More crafts with fragrance oil
You will most likely have fragrance oil left over after making potpourri. You can use the remainder for diffusers, soaps, lotions, sugar scrubs, or room sprays.
Step 4: Add orris root powder
The secret ingredient to making potpourri last is orris root powder. It acts as a fixative to enhance the scent of the fragrance oils and preserve the potpourri longer.
Add 1-2 tablespoons of the powder to your dried floral mix, and toss it gently. Again, a paper sack works well for this step.
Step 5: Place potpourri in mason jar or sachets
I used this gift tag maker to create my own custom tag. Then I printed and cut a cover for the mason jar lid using the same pattern.
Pro Tip: To allow the potpourri to “breathe” in the mason jar, try using one of these flower frog lids. Otherwise, potpourri that isn’t fully dehydrated can become wilted in the jar.
How to Make Potpourri with Citrus Fruit
One popular variation to this recipe is using citrus slices mixed with dried florals or spices. For a unique fall or Christmas potpourri, try this combination:
- Dried orange slices (using the same oven-drying method in this tutorial)
- Cinnamon sticks
- Dried roses
- Holiday scented oils
Pin it for later!
How to Make Potpourri
- Oven (if drying in oven)
- Baking sheet (if drying in oven)
Oven Drying Fresh Flowers
- If using fresh flowers from the garden, pick the flowers in the morning after the dew has evaporated.
- Trim off any thick stems. If desired, you can remove petals from layered flowers like roses.
- Place parchment paper on a cookie sheet (optional), and gently lay the flowers on a baking rack, face up.
- Bake the flowers in the oven at 200°F (93°C) for 1-2 hours until the flowers have fully dehydrated.
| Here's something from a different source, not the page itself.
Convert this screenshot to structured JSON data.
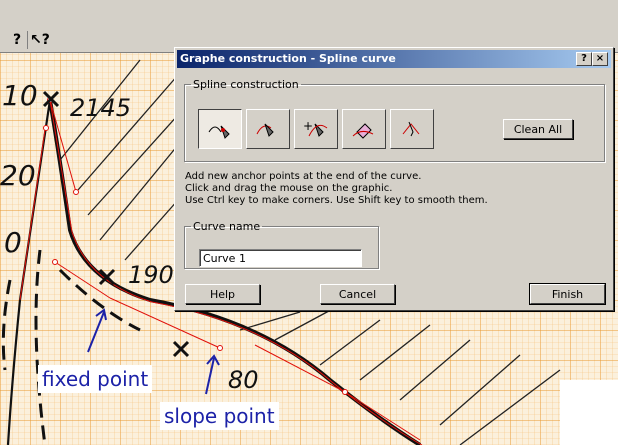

Continue baking the flowers in batches until you have the desired amount of dried petals.
- Place the dried flowers in a paper sack or bowl. Then, add 5-10 drops of fragrance oil or essential oil. Toss gently to combine the mixture.
- Add 1-2 tbsp of orris root powder to the mixture, and gently toss to combine.
- Let the mixture sit overnight. Then, place the potpourri in a mason jar or sachet bag for gifting.
Using Store-bought Dried Flowers
- Follow steps 5-7 above.
FAQs on How to Make Potpourri
How long does homemade potpourri last?
Like any craft with dried flowers, you can expect the color of potpourri to gradually fade over time. With orris root powder and high-quality fragrance oil, potpourri can last 2-3 years. To prolong the scent, you can add more drops of scented oil as needed.
How do I make potpourri last longer?
To make your homemade potpourri last longer, avoid placing the petals in direct sunlight. The orris root powder will help retain the potpourri scent longer, but you can always add more drops of the fragrance oil as needed.
Can I use silica gel to dry my flowers?
You can certainly use silica gel for potpourri. Silica gel is my preferred method of drying flowers when you want to retain a flower’s shape and color. However, most potpourri mixes consist of petals rather than whole flowers, so using silica gel is not necessary.